> **Exercise goal**
Each line in the entries below that holds the word "screenshot" belongs in the answer.

> **Data in this exercise**
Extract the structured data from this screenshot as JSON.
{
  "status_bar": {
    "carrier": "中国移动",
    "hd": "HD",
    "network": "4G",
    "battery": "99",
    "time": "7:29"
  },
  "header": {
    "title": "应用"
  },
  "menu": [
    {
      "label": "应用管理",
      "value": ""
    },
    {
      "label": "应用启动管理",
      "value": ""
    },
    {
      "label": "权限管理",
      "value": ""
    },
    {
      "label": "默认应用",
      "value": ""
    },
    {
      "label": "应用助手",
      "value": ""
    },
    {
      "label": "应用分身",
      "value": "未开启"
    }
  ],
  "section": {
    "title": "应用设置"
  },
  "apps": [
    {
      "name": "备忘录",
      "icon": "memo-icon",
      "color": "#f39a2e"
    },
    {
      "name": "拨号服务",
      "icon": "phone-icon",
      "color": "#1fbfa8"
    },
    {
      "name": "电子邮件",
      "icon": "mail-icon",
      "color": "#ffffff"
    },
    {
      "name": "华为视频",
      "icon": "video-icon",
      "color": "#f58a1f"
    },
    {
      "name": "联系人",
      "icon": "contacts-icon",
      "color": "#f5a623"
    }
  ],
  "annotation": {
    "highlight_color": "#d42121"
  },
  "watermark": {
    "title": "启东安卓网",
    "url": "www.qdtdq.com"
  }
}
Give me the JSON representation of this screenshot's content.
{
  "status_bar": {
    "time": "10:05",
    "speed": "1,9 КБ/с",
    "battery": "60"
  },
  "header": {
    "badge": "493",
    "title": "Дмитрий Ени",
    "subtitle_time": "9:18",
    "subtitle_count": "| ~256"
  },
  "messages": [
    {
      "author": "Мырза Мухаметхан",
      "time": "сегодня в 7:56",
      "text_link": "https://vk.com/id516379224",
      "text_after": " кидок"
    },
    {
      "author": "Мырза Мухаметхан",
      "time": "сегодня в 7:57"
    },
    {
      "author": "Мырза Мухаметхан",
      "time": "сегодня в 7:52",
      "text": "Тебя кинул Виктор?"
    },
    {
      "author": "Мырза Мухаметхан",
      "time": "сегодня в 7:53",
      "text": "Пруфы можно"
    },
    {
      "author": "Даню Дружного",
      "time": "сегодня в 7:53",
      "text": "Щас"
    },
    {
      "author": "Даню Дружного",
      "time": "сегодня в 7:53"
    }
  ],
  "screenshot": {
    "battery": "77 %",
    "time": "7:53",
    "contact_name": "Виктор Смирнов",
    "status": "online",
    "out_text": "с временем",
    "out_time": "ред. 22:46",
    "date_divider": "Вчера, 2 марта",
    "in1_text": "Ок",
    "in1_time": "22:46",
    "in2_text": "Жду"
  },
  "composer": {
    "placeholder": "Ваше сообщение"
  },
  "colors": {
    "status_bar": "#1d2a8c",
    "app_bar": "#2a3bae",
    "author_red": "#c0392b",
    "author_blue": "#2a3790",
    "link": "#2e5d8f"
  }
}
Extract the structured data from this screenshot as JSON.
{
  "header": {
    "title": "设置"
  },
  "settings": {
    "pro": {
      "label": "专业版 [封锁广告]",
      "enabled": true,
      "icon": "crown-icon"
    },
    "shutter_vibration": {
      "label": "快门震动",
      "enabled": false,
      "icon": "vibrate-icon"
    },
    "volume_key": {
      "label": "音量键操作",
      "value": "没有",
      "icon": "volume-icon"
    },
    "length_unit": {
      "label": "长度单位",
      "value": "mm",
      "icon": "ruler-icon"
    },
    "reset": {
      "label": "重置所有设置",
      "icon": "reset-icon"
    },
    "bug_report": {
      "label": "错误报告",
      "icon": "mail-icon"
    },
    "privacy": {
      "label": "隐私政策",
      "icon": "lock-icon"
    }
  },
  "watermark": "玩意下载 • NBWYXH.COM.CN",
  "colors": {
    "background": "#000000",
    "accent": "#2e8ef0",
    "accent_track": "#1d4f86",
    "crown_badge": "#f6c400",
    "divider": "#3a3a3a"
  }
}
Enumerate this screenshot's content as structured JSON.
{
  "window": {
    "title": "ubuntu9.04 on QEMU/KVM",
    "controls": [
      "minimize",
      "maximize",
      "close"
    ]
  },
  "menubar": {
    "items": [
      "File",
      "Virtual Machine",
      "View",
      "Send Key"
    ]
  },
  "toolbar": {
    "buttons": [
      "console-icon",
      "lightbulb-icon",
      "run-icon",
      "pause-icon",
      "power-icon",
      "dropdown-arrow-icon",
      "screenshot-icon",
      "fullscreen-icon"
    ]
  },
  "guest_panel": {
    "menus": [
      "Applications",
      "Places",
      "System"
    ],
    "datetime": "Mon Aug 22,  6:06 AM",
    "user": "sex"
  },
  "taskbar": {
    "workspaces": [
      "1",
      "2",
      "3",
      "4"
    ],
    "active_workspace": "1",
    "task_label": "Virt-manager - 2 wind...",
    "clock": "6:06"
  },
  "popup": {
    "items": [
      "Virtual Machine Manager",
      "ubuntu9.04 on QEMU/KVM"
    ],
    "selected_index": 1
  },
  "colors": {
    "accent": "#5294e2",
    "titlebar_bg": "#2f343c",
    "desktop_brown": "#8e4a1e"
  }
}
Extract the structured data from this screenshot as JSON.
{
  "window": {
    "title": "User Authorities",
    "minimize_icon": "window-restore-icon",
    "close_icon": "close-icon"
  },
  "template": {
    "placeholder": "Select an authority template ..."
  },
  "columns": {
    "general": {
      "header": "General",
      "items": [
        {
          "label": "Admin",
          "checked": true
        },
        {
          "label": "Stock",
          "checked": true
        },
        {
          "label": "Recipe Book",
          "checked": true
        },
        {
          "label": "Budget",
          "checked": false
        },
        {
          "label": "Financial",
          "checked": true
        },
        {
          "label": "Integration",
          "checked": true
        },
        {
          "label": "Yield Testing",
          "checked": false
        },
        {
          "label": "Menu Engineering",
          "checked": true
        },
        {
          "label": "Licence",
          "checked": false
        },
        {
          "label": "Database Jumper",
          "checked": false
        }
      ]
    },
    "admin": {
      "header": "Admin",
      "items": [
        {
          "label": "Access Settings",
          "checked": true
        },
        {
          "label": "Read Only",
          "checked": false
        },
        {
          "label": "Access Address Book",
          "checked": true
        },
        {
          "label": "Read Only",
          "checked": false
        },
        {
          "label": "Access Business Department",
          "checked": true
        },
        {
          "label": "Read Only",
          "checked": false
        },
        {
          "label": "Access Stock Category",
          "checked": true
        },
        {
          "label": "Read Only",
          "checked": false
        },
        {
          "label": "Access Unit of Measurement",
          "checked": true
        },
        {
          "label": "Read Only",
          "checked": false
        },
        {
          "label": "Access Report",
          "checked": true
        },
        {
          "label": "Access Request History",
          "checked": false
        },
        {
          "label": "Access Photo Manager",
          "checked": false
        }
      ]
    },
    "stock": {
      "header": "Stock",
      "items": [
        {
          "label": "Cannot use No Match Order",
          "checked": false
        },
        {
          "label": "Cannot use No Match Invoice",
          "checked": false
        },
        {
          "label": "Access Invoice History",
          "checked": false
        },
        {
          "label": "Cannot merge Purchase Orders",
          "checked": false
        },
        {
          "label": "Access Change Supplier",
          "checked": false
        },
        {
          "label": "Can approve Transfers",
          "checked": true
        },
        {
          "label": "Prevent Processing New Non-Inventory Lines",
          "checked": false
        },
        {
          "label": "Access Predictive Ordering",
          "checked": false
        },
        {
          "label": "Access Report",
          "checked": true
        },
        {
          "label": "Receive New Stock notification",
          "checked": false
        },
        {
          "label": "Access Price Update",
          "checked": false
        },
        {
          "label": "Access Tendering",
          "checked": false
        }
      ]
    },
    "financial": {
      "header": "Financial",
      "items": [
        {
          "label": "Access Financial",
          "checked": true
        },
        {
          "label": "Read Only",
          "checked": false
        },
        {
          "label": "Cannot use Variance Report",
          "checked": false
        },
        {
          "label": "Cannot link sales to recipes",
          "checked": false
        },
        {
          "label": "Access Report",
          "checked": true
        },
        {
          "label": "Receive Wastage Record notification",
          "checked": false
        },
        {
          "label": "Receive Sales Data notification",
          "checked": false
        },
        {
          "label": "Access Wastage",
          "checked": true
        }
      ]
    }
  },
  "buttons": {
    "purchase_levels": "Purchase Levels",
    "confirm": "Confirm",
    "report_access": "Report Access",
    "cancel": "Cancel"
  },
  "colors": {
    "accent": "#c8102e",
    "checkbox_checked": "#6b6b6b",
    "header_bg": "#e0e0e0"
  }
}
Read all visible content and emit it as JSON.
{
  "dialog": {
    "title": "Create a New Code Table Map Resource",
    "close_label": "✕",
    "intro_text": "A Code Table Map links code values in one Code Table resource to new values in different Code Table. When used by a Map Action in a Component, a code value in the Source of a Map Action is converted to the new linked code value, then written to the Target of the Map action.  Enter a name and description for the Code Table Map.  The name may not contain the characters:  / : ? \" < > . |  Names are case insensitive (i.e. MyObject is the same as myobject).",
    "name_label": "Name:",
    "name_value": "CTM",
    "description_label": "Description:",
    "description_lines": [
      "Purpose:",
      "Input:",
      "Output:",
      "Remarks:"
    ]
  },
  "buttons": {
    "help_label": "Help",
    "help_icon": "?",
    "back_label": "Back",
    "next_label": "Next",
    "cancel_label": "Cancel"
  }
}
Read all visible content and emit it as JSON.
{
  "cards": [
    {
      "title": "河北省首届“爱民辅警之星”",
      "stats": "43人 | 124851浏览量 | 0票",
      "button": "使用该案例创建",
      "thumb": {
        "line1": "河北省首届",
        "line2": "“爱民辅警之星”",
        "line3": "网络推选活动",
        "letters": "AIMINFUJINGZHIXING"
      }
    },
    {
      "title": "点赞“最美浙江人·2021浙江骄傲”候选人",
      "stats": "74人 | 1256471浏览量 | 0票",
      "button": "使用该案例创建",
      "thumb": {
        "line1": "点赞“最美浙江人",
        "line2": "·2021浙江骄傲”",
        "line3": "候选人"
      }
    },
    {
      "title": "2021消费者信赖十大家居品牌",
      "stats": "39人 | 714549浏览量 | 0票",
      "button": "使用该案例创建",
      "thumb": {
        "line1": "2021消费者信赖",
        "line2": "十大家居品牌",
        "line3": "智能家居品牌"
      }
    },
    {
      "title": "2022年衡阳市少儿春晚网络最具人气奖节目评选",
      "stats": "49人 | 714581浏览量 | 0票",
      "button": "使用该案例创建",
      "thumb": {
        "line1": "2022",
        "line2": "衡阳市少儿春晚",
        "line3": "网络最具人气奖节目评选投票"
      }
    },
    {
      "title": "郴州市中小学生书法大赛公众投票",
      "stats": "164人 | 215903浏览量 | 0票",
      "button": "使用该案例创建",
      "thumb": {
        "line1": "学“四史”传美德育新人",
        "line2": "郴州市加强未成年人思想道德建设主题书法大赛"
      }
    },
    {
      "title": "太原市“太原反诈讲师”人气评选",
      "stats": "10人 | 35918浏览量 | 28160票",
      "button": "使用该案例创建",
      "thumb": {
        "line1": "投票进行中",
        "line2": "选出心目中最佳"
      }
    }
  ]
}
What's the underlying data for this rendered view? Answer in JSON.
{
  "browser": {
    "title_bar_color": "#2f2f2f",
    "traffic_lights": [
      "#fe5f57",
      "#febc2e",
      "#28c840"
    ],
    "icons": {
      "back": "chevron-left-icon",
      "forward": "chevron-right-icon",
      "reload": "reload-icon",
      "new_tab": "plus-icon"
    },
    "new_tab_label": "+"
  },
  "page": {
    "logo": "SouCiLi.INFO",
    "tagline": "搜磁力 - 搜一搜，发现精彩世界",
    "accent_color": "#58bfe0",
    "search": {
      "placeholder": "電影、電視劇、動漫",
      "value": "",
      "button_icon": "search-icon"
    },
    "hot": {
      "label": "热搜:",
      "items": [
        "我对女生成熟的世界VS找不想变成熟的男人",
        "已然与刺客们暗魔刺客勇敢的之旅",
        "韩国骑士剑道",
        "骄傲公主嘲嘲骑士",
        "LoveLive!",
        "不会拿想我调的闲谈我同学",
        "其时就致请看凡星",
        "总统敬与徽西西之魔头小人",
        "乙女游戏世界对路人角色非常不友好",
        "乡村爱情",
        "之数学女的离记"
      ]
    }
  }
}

> **Answer below**
Extract the structured data from this screenshot as JSON.
Give me the JSON representation of this screenshot's content.
  "screenshot": {
Extract the structured data from this screenshot as JSON.
Enumerate this screenshot's content as structured JSON.
      "screenshot-icon",
Extract the structured data from this screenshot as JSON.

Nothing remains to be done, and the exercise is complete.